So after just finishing a manic 3 week attachment at one of the busiest A&Es in London I thought I’d reflect on what I’ve learnt.
1. Always look before crossing the road
After seeing a number of patients hit by cars/lorries/buses/bikes I have realised the damage they can do and just how common incidents are. Obviously not all of them were avoidable but taking the time to look properly before crossing the road could save you a lot of trouble. If you are from the rest of Europe remember to look the other way (we drive on the other side!)
I spent all three weeks being obsessively extra careful when crossing the road, knowing that my consultant would really not appreciate me being the trauma patient!
On Saturday The Class of 2016 ICSM came together for a grand night of cheer and nostalgia: the Shrove Tuesday Final Year Dinner (STFYD) 2016. Joined by many tutors, doctors, lecturers and hospital consultants, roughly 400 students started the celebrations with a sparkling welcoming reception, moving on to a delicious three-course meal with a variety of speeches and advice from guest speakers and students, the highlight of which was the launch of the STFYD video. The group were then joined by many from the year below for more fun as The Pseudopseudohypoparathyroidisms (the STFYD band) took to the stage for a time of dancing, photos and pick a mix!

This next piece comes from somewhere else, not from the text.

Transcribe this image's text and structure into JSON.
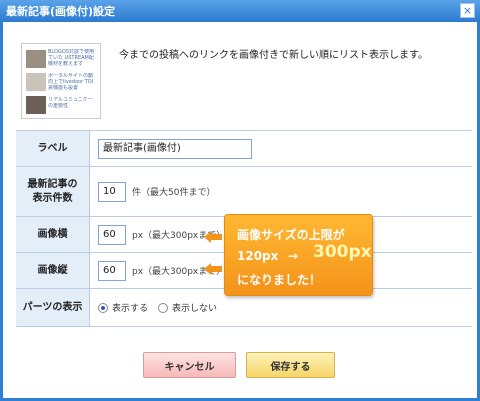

This week the 3rd year medical students sit their first clinical year exam: Ethics and Law, and I was reminded of sitting the same exam a few years ago.
For many studying ethics and law seems a bit strange. The course involves studying ethical issues in medicine from a range of different viewpoints. This can be great at times, with lots of discussion and interaction, but can also be rather challenging as you begin to work through your own viewpoint and why you hold it. At the time I remember this seemed more challenging and exacerbating than anything else as I desperately tried to justify my viewpoint on a range of hot topics.
“Hello, my name’s Lorna and I’m a final year medical student” I confidently announced to my husband Sam whilst checking for the hundredth time I had my stethoscope packed, searching for Sam’s smart work shoes and grabbing as many biros as I could before leaving. “Final year- I must remember that”. Off I went, striding hastily (yes, I was running later than expected) to catch the bus to my first day of my senior medical placement.
I imagine many of you may have had a slightly quieter, more relaxed start to term- perhaps more lie-ins, some sightseeing, making new friends, and all probably with less bodily fluids involved.